I may not have everything perfectly figured out, but at least I've got the hardest part out of the way--I am trying. That hardest part of our own journey and our Path to Be happy and healthy is just trying and starting something. The last two years, I have have made a serious commitment to myself to really do "the work." Do the work to journal and reflect, count what I'm grateful for, and remind myself that I am good at things, even if it doesn't always look perfect. There are some days and weeks, where I am great at being kind to myself. I count my wins, and even feel good doing it. But then, there are other times, where I fall incredibly short. And when I do, I know I can I choose to STOP, BREATHE, and I tell myself that, “it’s ok.” I remind myself that "there is only one me," as my mother would tell me quite often, and if I don’t learn to love myself, those around me will likely never learn the same.
My Challenge To You All Is:
- Ask yourself, “Where have I been holding back because of fear of failure or imperfection?” Challenge yourself to make that commitment to yourself to honor what you really need, when you need it.
- Stop, put down what you are doing right now --yes, really do this-- and ask yourself, “Where can I be kinder to myself? Where can I ‘re-create the rules,’ just a little, and insert a kinder script to replace that familiar, negative tape that is playing in my head?”
- Get out there and start something! Just try, and start somewhere--even if it won't look perfect. You don't need to know every single answer to every question, or have every step planned out. Stop running from it, and try.

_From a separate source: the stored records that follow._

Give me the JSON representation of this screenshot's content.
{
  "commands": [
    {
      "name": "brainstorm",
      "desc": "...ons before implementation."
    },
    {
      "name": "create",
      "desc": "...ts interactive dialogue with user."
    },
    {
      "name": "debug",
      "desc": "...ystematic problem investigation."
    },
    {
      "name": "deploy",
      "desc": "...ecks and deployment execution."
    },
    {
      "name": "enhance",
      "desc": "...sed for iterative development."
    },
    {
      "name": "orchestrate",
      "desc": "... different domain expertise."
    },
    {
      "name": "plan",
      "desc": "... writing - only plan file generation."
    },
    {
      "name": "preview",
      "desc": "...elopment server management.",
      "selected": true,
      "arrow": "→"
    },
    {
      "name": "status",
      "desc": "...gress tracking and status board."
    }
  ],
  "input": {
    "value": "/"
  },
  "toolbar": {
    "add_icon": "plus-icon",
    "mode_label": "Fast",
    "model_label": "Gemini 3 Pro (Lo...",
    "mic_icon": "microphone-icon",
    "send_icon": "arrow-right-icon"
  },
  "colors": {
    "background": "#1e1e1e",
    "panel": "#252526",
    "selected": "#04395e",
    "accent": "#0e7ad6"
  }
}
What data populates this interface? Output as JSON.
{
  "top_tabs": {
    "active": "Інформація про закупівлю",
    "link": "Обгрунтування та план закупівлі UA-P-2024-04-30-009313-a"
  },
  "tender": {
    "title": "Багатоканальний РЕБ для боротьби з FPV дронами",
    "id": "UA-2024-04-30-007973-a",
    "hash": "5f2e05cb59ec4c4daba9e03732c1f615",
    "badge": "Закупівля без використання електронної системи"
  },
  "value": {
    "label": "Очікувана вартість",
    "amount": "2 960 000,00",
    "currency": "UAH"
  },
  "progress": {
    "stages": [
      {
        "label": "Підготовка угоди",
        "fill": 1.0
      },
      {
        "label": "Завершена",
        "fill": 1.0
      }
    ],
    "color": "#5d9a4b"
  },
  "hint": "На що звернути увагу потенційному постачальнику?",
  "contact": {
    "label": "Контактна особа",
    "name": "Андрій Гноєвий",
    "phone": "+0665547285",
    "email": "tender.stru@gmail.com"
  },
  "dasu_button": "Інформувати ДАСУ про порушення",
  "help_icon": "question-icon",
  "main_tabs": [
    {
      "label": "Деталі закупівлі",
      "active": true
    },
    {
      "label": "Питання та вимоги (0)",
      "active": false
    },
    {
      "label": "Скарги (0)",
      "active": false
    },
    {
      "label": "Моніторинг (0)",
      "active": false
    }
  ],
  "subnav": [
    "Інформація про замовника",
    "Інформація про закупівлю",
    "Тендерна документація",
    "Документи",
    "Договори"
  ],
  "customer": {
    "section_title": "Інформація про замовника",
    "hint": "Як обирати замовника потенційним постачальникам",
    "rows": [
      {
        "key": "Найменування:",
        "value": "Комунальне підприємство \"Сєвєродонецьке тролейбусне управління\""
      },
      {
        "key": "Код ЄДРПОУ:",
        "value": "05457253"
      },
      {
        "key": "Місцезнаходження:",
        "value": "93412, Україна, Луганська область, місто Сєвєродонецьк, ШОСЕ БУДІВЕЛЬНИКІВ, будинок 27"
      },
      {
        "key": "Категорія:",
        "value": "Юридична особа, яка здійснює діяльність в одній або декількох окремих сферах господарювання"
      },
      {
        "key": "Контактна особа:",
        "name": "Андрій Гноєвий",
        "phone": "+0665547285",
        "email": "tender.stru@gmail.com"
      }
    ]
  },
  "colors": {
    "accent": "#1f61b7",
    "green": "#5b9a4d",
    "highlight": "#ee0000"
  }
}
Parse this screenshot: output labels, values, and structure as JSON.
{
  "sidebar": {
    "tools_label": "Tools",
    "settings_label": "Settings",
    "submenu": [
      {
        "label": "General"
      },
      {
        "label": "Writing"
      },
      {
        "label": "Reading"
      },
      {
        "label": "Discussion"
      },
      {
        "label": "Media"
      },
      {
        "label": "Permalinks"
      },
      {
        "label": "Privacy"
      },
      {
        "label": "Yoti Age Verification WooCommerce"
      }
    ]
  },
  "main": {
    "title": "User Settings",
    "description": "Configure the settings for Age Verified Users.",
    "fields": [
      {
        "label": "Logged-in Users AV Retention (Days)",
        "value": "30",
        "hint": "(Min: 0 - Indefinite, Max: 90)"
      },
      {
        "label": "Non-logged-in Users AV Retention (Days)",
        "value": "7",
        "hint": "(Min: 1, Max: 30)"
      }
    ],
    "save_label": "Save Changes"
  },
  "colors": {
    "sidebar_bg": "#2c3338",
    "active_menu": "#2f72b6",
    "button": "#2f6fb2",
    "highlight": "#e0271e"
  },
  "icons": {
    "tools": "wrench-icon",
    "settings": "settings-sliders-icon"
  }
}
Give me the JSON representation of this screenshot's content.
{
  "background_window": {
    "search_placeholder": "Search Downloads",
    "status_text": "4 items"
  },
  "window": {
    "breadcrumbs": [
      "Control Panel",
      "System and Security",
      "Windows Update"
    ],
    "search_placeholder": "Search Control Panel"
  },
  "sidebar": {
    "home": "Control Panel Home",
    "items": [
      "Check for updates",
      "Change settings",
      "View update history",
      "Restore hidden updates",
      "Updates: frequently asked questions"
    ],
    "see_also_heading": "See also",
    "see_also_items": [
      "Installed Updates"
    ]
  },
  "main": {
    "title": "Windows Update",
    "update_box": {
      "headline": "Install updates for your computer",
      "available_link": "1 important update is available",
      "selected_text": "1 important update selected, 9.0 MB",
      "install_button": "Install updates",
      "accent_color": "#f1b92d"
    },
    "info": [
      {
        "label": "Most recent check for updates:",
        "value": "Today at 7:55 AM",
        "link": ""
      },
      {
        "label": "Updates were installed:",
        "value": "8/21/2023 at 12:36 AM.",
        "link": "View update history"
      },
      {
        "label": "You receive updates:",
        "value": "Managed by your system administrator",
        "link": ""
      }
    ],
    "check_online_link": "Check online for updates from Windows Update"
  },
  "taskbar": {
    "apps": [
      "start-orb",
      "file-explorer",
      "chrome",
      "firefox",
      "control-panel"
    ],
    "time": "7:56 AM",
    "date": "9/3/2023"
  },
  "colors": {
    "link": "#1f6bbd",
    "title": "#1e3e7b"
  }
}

If you sitting there thinking, “well that’s easier said than done,” then STOP, and ask yourself, "what will I lose or miss out on by not trying?"